Jackson Hole. U.S. Federal Reserve (Fed) Chairman Jerome Powell sent a clear message: the central bank is determined to fight inflation with further interest rate hikes, which will cause “some pain” to families and businesses under a weaker economy and job losses. “These are the unintended costs of reducing inflation. But not restoring price stability would bring much bigger problems,” Powell told the annual conference of central bankers.
His remarks caused stock markets to fall and Treasury yields to rise, a sign that investors expect big rate hikes and are not ruling out an economic recession in the coming months or early next year.
Central banks typically raise interest rates to try to contain inflation, which is currently at high levels in several countries. While the hikes make borrowing costs more expensive, they are aimed at slowing economic activity to bring prices down.
In its two recent monetary policy meetings, the Bank of Mexico raised its rates by three-quarters of a percentage point each time, bringing the benchmark rate to an all-time high of 8.5 percent. The measure was a parallel move to that made by the Fed, in order to avoid abrupt capital outflows from the country that could affect the peso.

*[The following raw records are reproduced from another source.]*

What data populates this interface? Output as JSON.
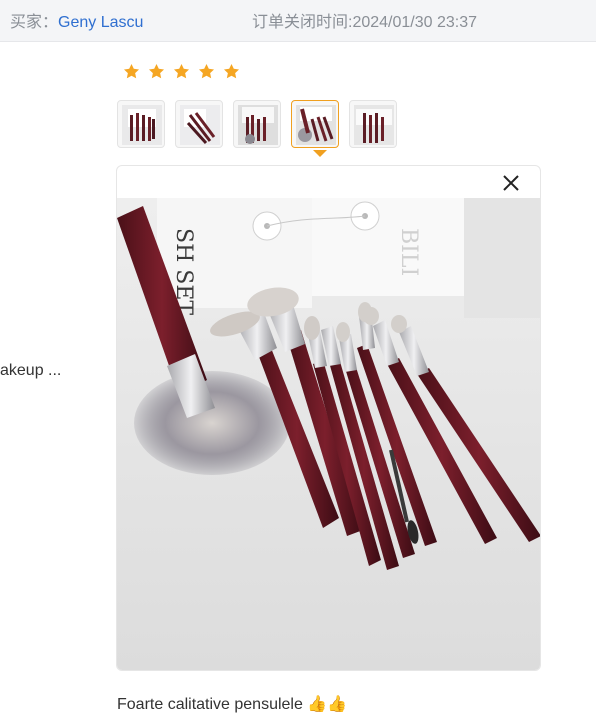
{
  "header": {
    "buyer_label": "买家：",
    "buyer_name": "Geny Lascu",
    "close_time": "订单关闭时间:2024/01/30 23:37"
  },
  "rating": {
    "stars": 5,
    "max": 5,
    "color": "#f5a623"
  },
  "thumbnails": {
    "count": 5,
    "selected_index": 3
  },
  "sidebar": {
    "product_snippet": "akeup ..."
  },
  "review": {
    "text": "Foarte calitative pensulele 👍👍"
  },
  "icons": {
    "close": "close-icon",
    "star": "star-icon"
  },
  "colors": {
    "accent": "#f0a020",
    "link": "#2f6fd0"
  }
}
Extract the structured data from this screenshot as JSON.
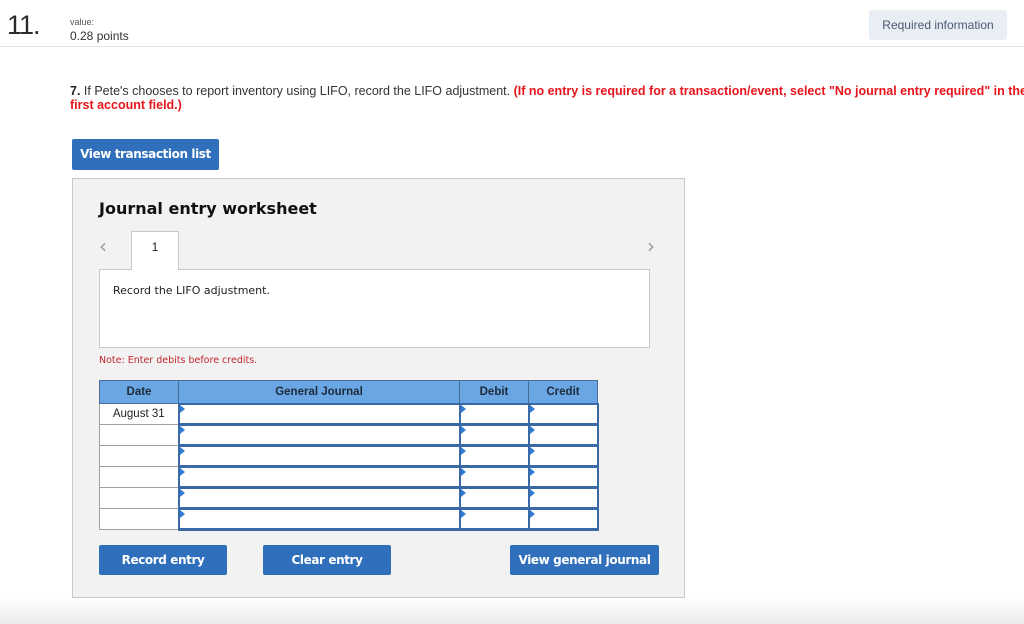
{
  "header": {
    "question_number": "11.",
    "value_label": "value:",
    "points": "0.28 points",
    "required_info_button": "Required information"
  },
  "question": {
    "number": "7.",
    "text": " If Pete's chooses to report inventory using LIFO, record the LIFO adjustment. ",
    "instruction": "(If no entry is required for a transaction/event, select \"No journal entry required\" in the first account field.)"
  },
  "buttons": {
    "view_transaction_list": "View transaction list",
    "record_entry": "Record entry",
    "clear_entry": "Clear entry",
    "view_general_journal": "View general journal"
  },
  "worksheet": {
    "title": "Journal entry worksheet",
    "prev_icon": "‹",
    "next_icon": "›",
    "active_tab": "1",
    "description": "Record the LIFO adjustment.",
    "note": "Note: Enter debits before credits.",
    "table": {
      "headers": [
        "Date",
        "General Journal",
        "Debit",
        "Credit"
      ],
      "rows": [
        {
          "date": "August 31",
          "account": "",
          "debit": "",
          "credit": ""
        },
        {
          "date": "",
          "account": "",
          "debit": "",
          "credit": ""
        },
        {
          "date": "",
          "account": "",
          "debit": "",
          "credit": ""
        },
        {
          "date": "",
          "account": "",
          "debit": "",
          "credit": ""
        },
        {
          "date": "",
          "account": "",
          "debit": "",
          "credit": ""
        },
        {
          "date": "",
          "account": "",
          "debit": "",
          "credit": ""
        }
      ]
    }
  }
}
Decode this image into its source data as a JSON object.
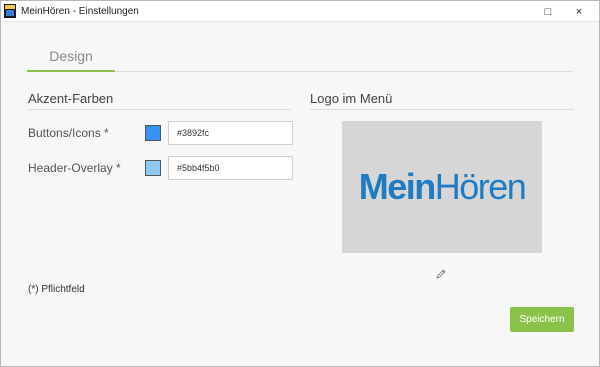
{
  "window": {
    "title": "MeinHören - Einstellungen",
    "maximize_glyph": "□",
    "close_glyph": "×"
  },
  "tabs": [
    {
      "label": "Design",
      "active": true
    }
  ],
  "accent_colors": {
    "title": "Akzent-Farben",
    "fields": [
      {
        "label": "Buttons/Icons *",
        "value": "#3892fc",
        "swatch_color": "#3892fc"
      },
      {
        "label": "Header-Overlay *",
        "value": "#5bb4f5b0",
        "swatch_color": "#5bb4f5b0"
      }
    ]
  },
  "logo_section": {
    "title": "Logo im Menü",
    "logo_bold": "Mein",
    "logo_regular": "Hören",
    "logo_color": "#1e7cc4",
    "logo_background": "#d6d6d6",
    "edit_icon": "pencil-icon"
  },
  "required_note": "(*) Pflichtfeld",
  "save_button": {
    "label": "Speichern",
    "color": "#8bc34a"
  },
  "theme": {
    "tab_underline": "#8bc34a",
    "window_bg": "#f7f7f7"
  }
}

Deputy Governor Jonathan Heath recently indicated that the Mexican central bank will follow in the Fed’s footsteps.
In a rarely forceful statement at the annual central bankers’ conference in Jackson Hole, Wyoming, Powell warned that the U.S. economy will need tight monetary policy “for some time” before prices are under control, which will mean slower growth, a weaker labor market and “some pain” for households and businesses.
Benchmark interest rates in the United States are in the range of 2.25 and 2.5 percent. Meanwhile, inflation in the world’s largest economy is at its highest level in 40 years.
On the day of the Fed Chairman’s expected speech, it was reported that U.S. inflation moderated in July and consumer confidence improved in August.
President Joe Biden welcomed the data. “The U.S. economy is doing well, but there is still a long way to go,” he said.
Powell’s speech caused sharp losses in markets globally. On Wall Street, the Nasdaq technology index fell 3.93 percent, the Standard and Poor’s was down 3.35 percent and the Dow Jones 3.01 percent. The S&P 500 posted its biggest percentage decline since June 13 and the Nasdaq its biggest since June 16.
“Today, in a single day the market in the United States lost $1.25 trillion. This is equivalent to Mexico’s annual GDP, more or less,” commented Luis Gonzalo, Investment Director of the firm Franklin Templeton Mexico.
The Mexican Stock Exchange’s benchmark index fell 0.95 percent to 47,272.11 points and accumulated a loss of 2.46 percent during the week. The peso was strengthened, and although it fell five cents (0.27 percent) to 19.98 units per dollar, it ended the week with a gain of 22 cents (1.11 percent).